Thursday, July 2, 2009

Day 183

Where did a month go? I note this morning that it is the 183rd day of the calendar year, precisely the center of the 365-day cycle, as many days behind us as ahead. Today we are balancing on a fulcrum; tomorrow is like a half-new year's day. (I guess there is no such balance in leap years.)

It doesn't really matter anyway, because the real pivot was a couple weeks ago at the Summer Solstice which I marked by attending a low church Episcopal mass on Maui at David Malo's Church in Kihei. It is a Stonehenge-like outdoor ruin, a Christian heiau really, claimed by an Episcopal parish (Trinity by the Sea) which has a proper church office and activity center and a congregation of largely haole eminences gris, but no real church. The altar is outside, and I must say it was a lovely way to spend a Sunday morning. I was late for the service, arriving during the last breaths of the Fathers' Day homily; I didn't expect any ruminations on the solstice, although it seemed like there should have been, at the altar there among the lava rocks and palm trees, birds flying about, the atmosphere all sunny and shady and breezy. It was very earthy, connected to nature. I avoided the post-Eucharist punch and cookies, humbly and efficiently excusing myself by noting that I was really just visiting while caring for my friend across the street who had just had surgery and I really shouldn't leave her alone for too long.

That Sunday was the mirror opposite of the winter solstice, and was followed, as Christmas follows the winter one, by the Feast of St. John the Baptist (June 24). When someone asks me if I believe in God, I have taken to saying I belong to the Church of St. Yin-Yang. It's a sort of Anglo-Chinese parish.
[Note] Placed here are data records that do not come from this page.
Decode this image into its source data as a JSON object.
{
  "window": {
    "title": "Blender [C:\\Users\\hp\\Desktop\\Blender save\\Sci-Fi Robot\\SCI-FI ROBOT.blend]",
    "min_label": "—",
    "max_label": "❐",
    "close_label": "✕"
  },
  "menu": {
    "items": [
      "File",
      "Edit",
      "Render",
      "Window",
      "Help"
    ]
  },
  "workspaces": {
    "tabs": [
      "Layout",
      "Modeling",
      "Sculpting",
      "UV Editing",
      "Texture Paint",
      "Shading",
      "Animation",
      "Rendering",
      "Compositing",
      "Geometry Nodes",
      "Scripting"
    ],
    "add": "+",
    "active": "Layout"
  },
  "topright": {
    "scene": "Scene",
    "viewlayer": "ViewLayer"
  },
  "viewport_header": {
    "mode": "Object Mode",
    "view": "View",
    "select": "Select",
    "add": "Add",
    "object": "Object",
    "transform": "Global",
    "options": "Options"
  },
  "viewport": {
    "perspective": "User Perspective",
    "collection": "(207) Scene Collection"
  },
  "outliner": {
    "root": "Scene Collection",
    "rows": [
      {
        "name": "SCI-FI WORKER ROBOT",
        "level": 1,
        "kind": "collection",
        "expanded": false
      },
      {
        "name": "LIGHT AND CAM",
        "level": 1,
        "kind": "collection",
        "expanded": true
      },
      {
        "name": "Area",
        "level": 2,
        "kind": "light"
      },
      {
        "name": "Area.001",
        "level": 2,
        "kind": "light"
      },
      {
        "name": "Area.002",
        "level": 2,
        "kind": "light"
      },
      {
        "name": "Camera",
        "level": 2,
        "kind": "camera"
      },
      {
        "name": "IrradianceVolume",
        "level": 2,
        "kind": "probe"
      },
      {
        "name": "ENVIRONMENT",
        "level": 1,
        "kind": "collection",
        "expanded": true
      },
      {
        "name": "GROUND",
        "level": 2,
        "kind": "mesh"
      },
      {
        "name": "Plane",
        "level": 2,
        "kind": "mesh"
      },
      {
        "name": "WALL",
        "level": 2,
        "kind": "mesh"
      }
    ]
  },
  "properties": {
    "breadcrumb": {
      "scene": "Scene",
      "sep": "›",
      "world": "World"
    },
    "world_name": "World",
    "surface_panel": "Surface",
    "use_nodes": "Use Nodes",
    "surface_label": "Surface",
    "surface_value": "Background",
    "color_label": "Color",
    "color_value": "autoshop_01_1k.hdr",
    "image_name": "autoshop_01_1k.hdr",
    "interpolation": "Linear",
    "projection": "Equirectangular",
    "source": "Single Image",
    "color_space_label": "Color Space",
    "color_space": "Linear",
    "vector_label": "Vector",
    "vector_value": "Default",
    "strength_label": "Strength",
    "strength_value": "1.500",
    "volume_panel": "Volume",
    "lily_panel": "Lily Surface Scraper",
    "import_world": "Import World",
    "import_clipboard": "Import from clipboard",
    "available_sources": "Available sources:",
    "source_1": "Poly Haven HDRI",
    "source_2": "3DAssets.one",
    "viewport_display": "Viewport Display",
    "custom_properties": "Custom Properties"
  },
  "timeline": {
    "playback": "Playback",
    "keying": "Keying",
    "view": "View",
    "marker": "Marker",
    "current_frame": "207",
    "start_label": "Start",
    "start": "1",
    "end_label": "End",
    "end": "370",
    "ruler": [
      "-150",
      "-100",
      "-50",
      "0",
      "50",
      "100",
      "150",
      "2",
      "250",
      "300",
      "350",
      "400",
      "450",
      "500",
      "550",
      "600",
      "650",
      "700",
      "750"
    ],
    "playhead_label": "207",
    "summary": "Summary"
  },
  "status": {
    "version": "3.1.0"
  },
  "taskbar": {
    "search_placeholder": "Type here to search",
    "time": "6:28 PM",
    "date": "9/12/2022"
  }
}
I did in fact manage to neglect my surgically compromised friend inadvertently a couple days before. She'd retired for a mid-day nap while I took the opportunity to make a chicken soup. I was taking out the garbage and when I came back to her door, it was locked! I could smell the broth simmering and wasn't too concerned. I settled onto the lanai to rest, only to discover the only area of her book-filled home where there was absolutely nothing to read except the label on a pesticide container. Knowing that her SO would be back in an hour or two, I decided to meditate despite being interrupted by someone moving things in and out of a truck, cars and kids in the street. I was doing pretty well until her next door neighbor came out with a cigarette. "Hot today, isn't it," I said. He agreed, "I'm gonna have a smoke and go back in and turn up the aircon."

"Lucky you," I said, "I've locked myself out and have nothing to read."

"Well, I'll get you something," he said.

He returned with three books, saying, "Sorry, I only have 'informational' books." He offered me Who Moved My Cheese, Success Through Powerpoint, and Rich Woman--A Woman's Guide to Investing. My meditation foiled, I groaned to myself and picked Rich Woman, thinking investing might be more profitable than meditating.

I read the foreword, by the author's husband, who observed of his clever partner that she was the "ideal woman --fun, loving, kind, beautiful, independent, smart, and--rich."

About that point my friend's partner returned, with a key, and we retreated inside. My friend later said I was lucky...the neighbors were evangelicals and pizza franchise operators. "I'm surprised he didn't bring you a Bible."

I think I would have preferred that. (And maybe a pepperoni slice with olives and mushrooms...and extra cheese, if it hadn't been moved.)